* **Exercise brief**: Without the pictures, copy all of the data exactly.

============

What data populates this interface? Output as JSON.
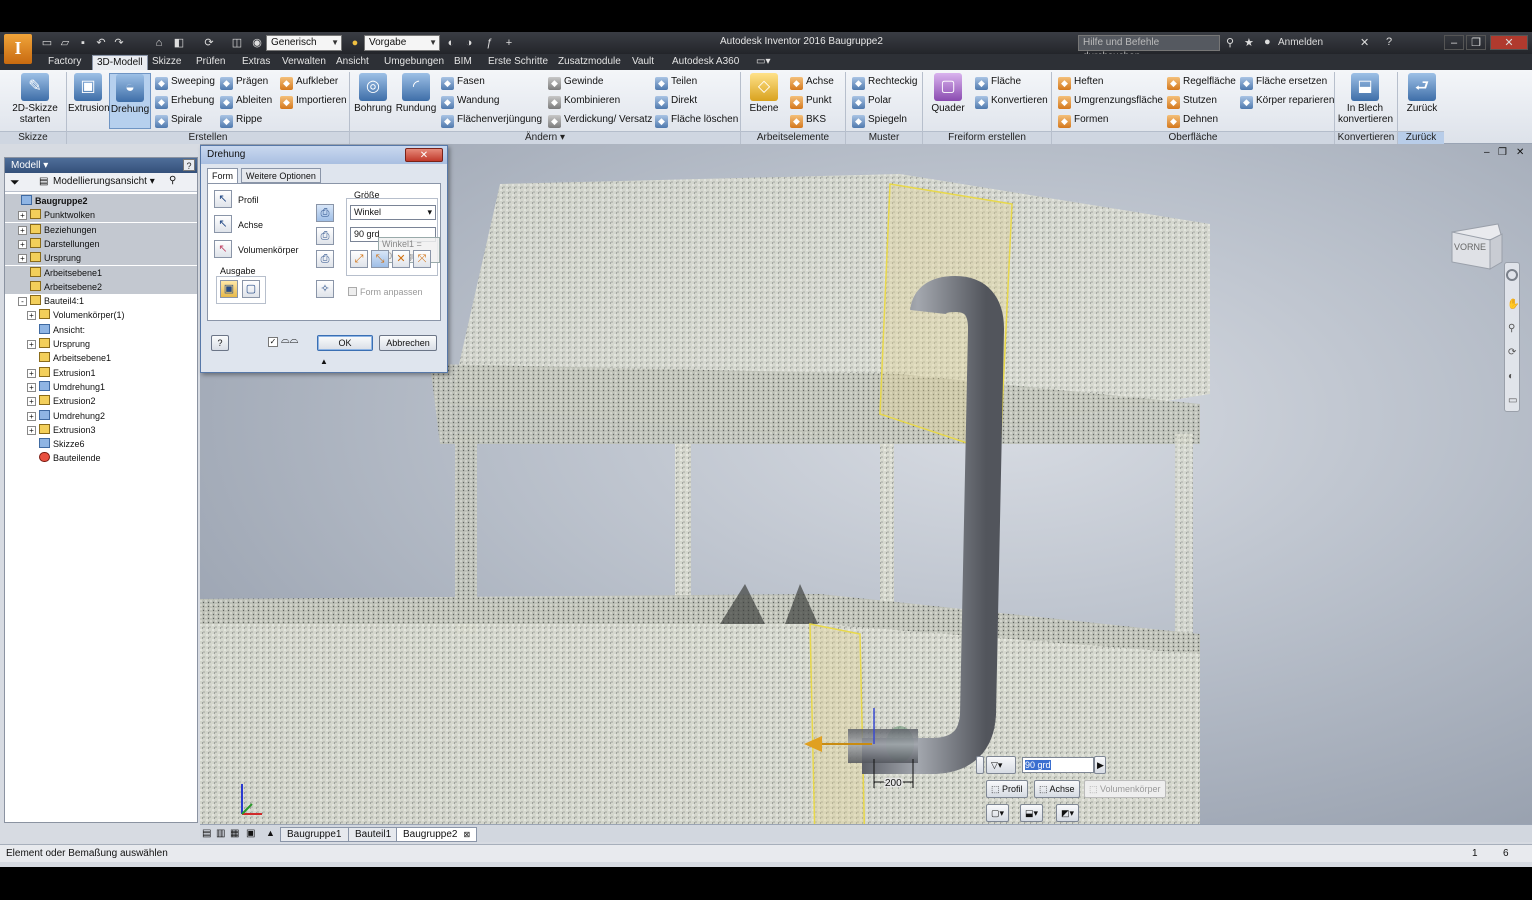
{
  "app": {
    "logo": "I",
    "title": "Autodesk Inventor 2016   Baugruppe2",
    "material_combo": "Generisch",
    "appearance_combo": "Vorgabe",
    "help_search_placeholder": "Hilfe und Befehle durchsuchen...",
    "signin": "Anmelden"
  },
  "menu_tabs": [
    "Factory",
    "3D-Modell",
    "Skizze",
    "Prüfen",
    "Extras",
    "Verwalten",
    "Ansicht",
    "Umgebungen",
    "BIM",
    "Erste Schritte",
    "Zusatzmodule",
    "Vault",
    "Autodesk A360"
  ],
  "active_tab": "3D-Modell",
  "ribbon": {
    "skizze": {
      "label": "Skizze",
      "btn_line1": "2D-Skizze",
      "btn_line2": "starten"
    },
    "erstellen": {
      "label": "Erstellen",
      "extrusion": "Extrusion",
      "drehung": "Drehung",
      "col1": [
        "Sweeping",
        "Erhebung",
        "Spirale"
      ],
      "col2": [
        "Prägen",
        "Ableiten",
        "Rippe"
      ],
      "col3": [
        "Aufkleber",
        "Importieren"
      ]
    },
    "aendern": {
      "label": "Ändern",
      "bohrung": "Bohrung",
      "rundung": "Rundung",
      "col1": [
        "Fasen",
        "Wandung",
        "Flächenverjüngung"
      ],
      "col2": [
        "Gewinde",
        "Kombinieren",
        "Verdickung/ Versatz"
      ],
      "col3": [
        "Teilen",
        "Direkt",
        "Fläche löschen"
      ]
    },
    "arbeitselemente": {
      "label": "Arbeitselemente",
      "ebene": "Ebene",
      "items": [
        "Achse",
        "Punkt",
        "BKS"
      ]
    },
    "muster": {
      "label": "Muster",
      "items": [
        "Rechteckig",
        "Polar",
        "Spiegeln"
      ]
    },
    "freiform": {
      "label": "Freiform erstellen",
      "quader": "Quader",
      "items": [
        "Fläche",
        "Konvertieren"
      ]
    },
    "oberflaeche": {
      "label": "Oberfläche",
      "col1": [
        "Heften",
        "Umgrenzungsfläche",
        "Formen"
      ],
      "col2": [
        "Regelfläche",
        "Stutzen",
        "Dehnen"
      ],
      "col3": [
        "Fläche ersetzen",
        "Körper reparieren"
      ]
    },
    "konvertieren": {
      "label": "Konvertieren",
      "line1": "In Blech",
      "line2": "konvertieren"
    },
    "zurueck": {
      "label": "Zurück",
      "btn": "Zurück"
    }
  },
  "browser": {
    "title": "Modell",
    "view": "Modellierungsansicht",
    "tree": [
      {
        "label": "Baugruppe2",
        "indent": 0,
        "pm": "",
        "sel": true,
        "icon": "blue",
        "bold": true
      },
      {
        "label": "Punktwolken",
        "indent": 1,
        "pm": "+",
        "sel": true,
        "icon": "folder"
      },
      {
        "label": "Beziehungen",
        "indent": 1,
        "pm": "+",
        "sel": true,
        "icon": "folder"
      },
      {
        "label": "Darstellungen",
        "indent": 1,
        "pm": "+",
        "sel": true,
        "icon": "folder"
      },
      {
        "label": "Ursprung",
        "indent": 1,
        "pm": "+",
        "sel": true,
        "icon": "folder"
      },
      {
        "label": "Arbeitsebene1",
        "indent": 1,
        "pm": "",
        "sel": true,
        "icon": "folder"
      },
      {
        "label": "Arbeitsebene2",
        "indent": 1,
        "pm": "",
        "sel": true,
        "icon": "folder"
      },
      {
        "label": "Bauteil4:1",
        "indent": 1,
        "pm": "-",
        "sel": false,
        "icon": "folder"
      },
      {
        "label": "Volumenkörper(1)",
        "indent": 2,
        "pm": "+",
        "sel": false,
        "icon": "folder"
      },
      {
        "label": "Ansicht:",
        "indent": 2,
        "pm": "",
        "sel": false,
        "icon": "blue"
      },
      {
        "label": "Ursprung",
        "indent": 2,
        "pm": "+",
        "sel": false,
        "icon": "folder"
      },
      {
        "label": "Arbeitsebene1",
        "indent": 2,
        "pm": "",
        "sel": false,
        "icon": "folder"
      },
      {
        "label": "Extrusion1",
        "indent": 2,
        "pm": "+",
        "sel": false,
        "icon": "folder"
      },
      {
        "label": "Umdrehung1",
        "indent": 2,
        "pm": "+",
        "sel": false,
        "icon": "blue"
      },
      {
        "label": "Extrusion2",
        "indent": 2,
        "pm": "+",
        "sel": false,
        "icon": "folder"
      },
      {
        "label": "Umdrehung2",
        "indent": 2,
        "pm": "+",
        "sel": false,
        "icon": "blue"
      },
      {
        "label": "Extrusion3",
        "indent": 2,
        "pm": "+",
        "sel": false,
        "icon": "folder"
      },
      {
        "label": "Skizze6",
        "indent": 2,
        "pm": "",
        "sel": false,
        "icon": "blue"
      },
      {
        "label": "Bauteilende",
        "indent": 2,
        "pm": "",
        "sel": false,
        "icon": "red"
      }
    ]
  },
  "dialog": {
    "title": "Drehung",
    "close": "✕",
    "tabs": [
      "Form",
      "Weitere Optionen"
    ],
    "profil": "Profil",
    "achse": "Achse",
    "volumenkoerper": "Volumenkörper",
    "ausgabe": "Ausgabe",
    "groesse": "Größe",
    "type_value": "Winkel",
    "angle_value": "90 grd",
    "angle_tooltip": "Winkel1 = 90,00 grd",
    "form_anpassen": "Form anpassen",
    "ok": "OK",
    "cancel": "Abbrechen",
    "help": "?"
  },
  "viewcube": {
    "face": "VORNE"
  },
  "viewport": {
    "dimension": "200",
    "mini_toolbar": {
      "value": "90 grd",
      "profil": "Profil",
      "achse": "Achse",
      "volumenkoerper": "Volumenkörper"
    }
  },
  "doc_tabs": [
    "Baugruppe1",
    "Bauteil1",
    "Baugruppe2"
  ],
  "active_doc": "Baugruppe2",
  "status": {
    "text": "Element oder Bemaßung auswählen",
    "count1": "1",
    "count2": "6"
  },
  "colors": {
    "accent": "#3e6ea8",
    "pipe": "#7d818a",
    "plane": "#e8d84a"
  }
}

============

* **Solution to the problem**:
What data populates this interface? Output as JSON.
{
  "app": {
    "logo": "I",
    "title": "Autodesk Inventor 2016   Baugruppe2",
    "material_combo": "Generisch",
    "appearance_combo": "Vorgabe",
    "help_search_placeholder": "Hilfe und Befehle durchsuchen...",
    "signin": "Anmelden"
  },
  "menu_tabs": [
    "Factory",
    "3D-Modell",
    "Skizze",
    "Prüfen",
    "Extras",
    "Verwalten",
    "Ansicht",
    "Umgebungen",
    "BIM",
    "Erste Schritte",
    "Zusatzmodule",
    "Vault",
    "Autodesk A360"
  ],
  "active_tab": "3D-Modell",
  "ribbon": {
    "skizze": {
      "label": "Skizze",
      "btn_line1": "2D-Skizze",
      "btn_line2": "starten"
    },
    "erstellen": {
      "label": "Erstellen",
      "extrusion": "Extrusion",
      "drehung": "Drehung",
      "col1": [
        "Sweeping",
        "Erhebung",
        "Spirale"
      ],
      "col2": [
        "Prägen",
        "Ableiten",
        "Rippe"
      ],
      "col3": [
        "Aufkleber",
        "Importieren"
      ]
    },
    "aendern": {
      "label": "Ändern",
      "bohrung": "Bohrung",
      "rundung": "Rundung",
      "col1": [
        "Fasen",
        "Wandung",
        "Flächenverjüngung"
      ],
      "col2": [
        "Gewinde",
        "Kombinieren",
        "Verdickung/ Versatz"
      ],
      "col3": [
        "Teilen",
        "Direkt",
        "Fläche löschen"
      ]
    },
    "arbeitselemente": {
      "label": "Arbeitselemente",
      "ebene": "Ebene",
      "items": [
        "Achse",
        "Punkt",
        "BKS"
      ]
    },
    "muster": {
      "label": "Muster",
      "items": [
        "Rechteckig",
        "Polar",
        "Spiegeln"
      ]
    },
    "freiform": {
      "label": "Freiform erstellen",
      "quader": "Quader",
      "items": [
        "Fläche",
        "Konvertieren"
      ]
    },
    "oberflaeche": {
      "label": "Oberfläche",
      "col1": [
        "Heften",
        "Umgrenzungsfläche",
        "Formen"
      ],
      "col2": [
        "Regelfläche",
        "Stutzen",
        "Dehnen"
      ],
      "col3": [
        "Fläche ersetzen",
        "Körper reparieren"
      ]
    },
    "konvertieren": {
      "label": "Konvertieren",
      "line1": "In Blech",
      "line2": "konvertieren"
    },
    "zurueck": {
      "label": "Zurück",
      "btn": "Zurück"
    }
  },
  "browser": {
    "title": "Modell",
    "view": "Modellierungsansicht",
    "tree": [
      {
        "label": "Baugruppe2",
        "indent": 0,
        "pm": "",
        "sel": true,
        "icon": "blue",
        "bold": true
      },
      {
        "label": "Punktwolken",
        "indent": 1,
        "pm": "+",
        "sel": true,
        "icon": "folder"
      },
      {
        "label": "Beziehungen",
        "indent": 1,
        "pm": "+",
        "sel": true,
        "icon": "folder"
      },
      {
        "label": "Darstellungen",
        "indent": 1,
        "pm": "+",
        "sel": true,
        "icon": "folder"
      },
      {
        "label": "Ursprung",
        "indent": 1,
        "pm": "+",
        "sel": true,
        "icon": "folder"
      },
      {
        "label": "Arbeitsebene1",
        "indent": 1,
        "pm": "",
        "sel": true,
        "icon": "folder"
      },
      {
        "label": "Arbeitsebene2",
        "indent": 1,
        "pm": "",
        "sel": true,
        "icon": "folder"
      },
      {
        "label": "Bauteil4:1",
        "indent": 1,
        "pm": "-",
        "sel": false,
        "icon": "folder"
      },
      {
        "label": "Volumenkörper(1)",
        "indent": 2,
        "pm": "+",
        "sel": false,
        "icon": "folder"
      },
      {
        "label": "Ansicht:",
        "indent": 2,
        "pm": "",
        "sel": false,
        "icon": "blue"
      },
      {
        "label": "Ursprung",
        "indent": 2,
        "pm": "+",
        "sel": false,
        "icon": "folder"
      },
      {
        "label": "Arbeitsebene1",
        "indent": 2,
        "pm": "",
        "sel": false,
        "icon": "folder"
      },
      {
        "label": "Extrusion1",
        "indent": 2,
        "pm": "+",
        "sel": false,
        "icon": "folder"
      },
      {
        "label": "Umdrehung1",
        "indent": 2,
        "pm": "+",
        "sel": false,
        "icon": "blue"
      },
      {
        "label": "Extrusion2",
        "indent": 2,
        "pm": "+",
        "sel": false,
        "icon": "folder"
      },
      {
        "label": "Umdrehung2",
        "indent": 2,
        "pm": "+",
        "sel": false,
        "icon": "blue"
      },
      {
        "label": "Extrusion3",
        "indent": 2,
        "pm": "+",
        "sel": false,
        "icon": "folder"
      },
      {
        "label": "Skizze6",
        "indent": 2,
        "pm": "",
        "sel": false,
        "icon": "blue"
      },
      {
        "label": "Bauteilende",
        "indent": 2,
        "pm": "",
        "sel": false,
        "icon": "red"
      }
    ]
  },
  "dialog": {
    "title": "Drehung",
    "close": "✕",
    "tabs": [
      "Form",
      "Weitere Optionen"
    ],
    "profil": "Profil",
    "achse": "Achse",
    "volumenkoerper": "Volumenkörper",
    "ausgabe": "Ausgabe",
    "groesse": "Größe",
    "type_value": "Winkel",
    "angle_value": "90 grd",
    "angle_tooltip": "Winkel1 = 90,00 grd",
    "form_anpassen": "Form anpassen",
    "ok": "OK",
    "cancel": "Abbrechen",
    "help": "?"
  },
  "viewcube": {
    "face": "VORNE"
  },
  "viewport": {
    "dimension": "200",
    "mini_toolbar": {
      "value": "90 grd",
      "profil": "Profil",
      "achse": "Achse",
      "volumenkoerper": "Volumenkörper"
    }
  },
  "doc_tabs": [
    "Baugruppe1",
    "Bauteil1",
    "Baugruppe2"
  ],
  "active_doc": "Baugruppe2",
  "status": {
    "text": "Element oder Bemaßung auswählen",
    "count1": "1",
    "count2": "6"
  },
  "colors": {
    "accent": "#3e6ea8",
    "pipe": "#7d818a",
    "plane": "#e8d84a"
  }
}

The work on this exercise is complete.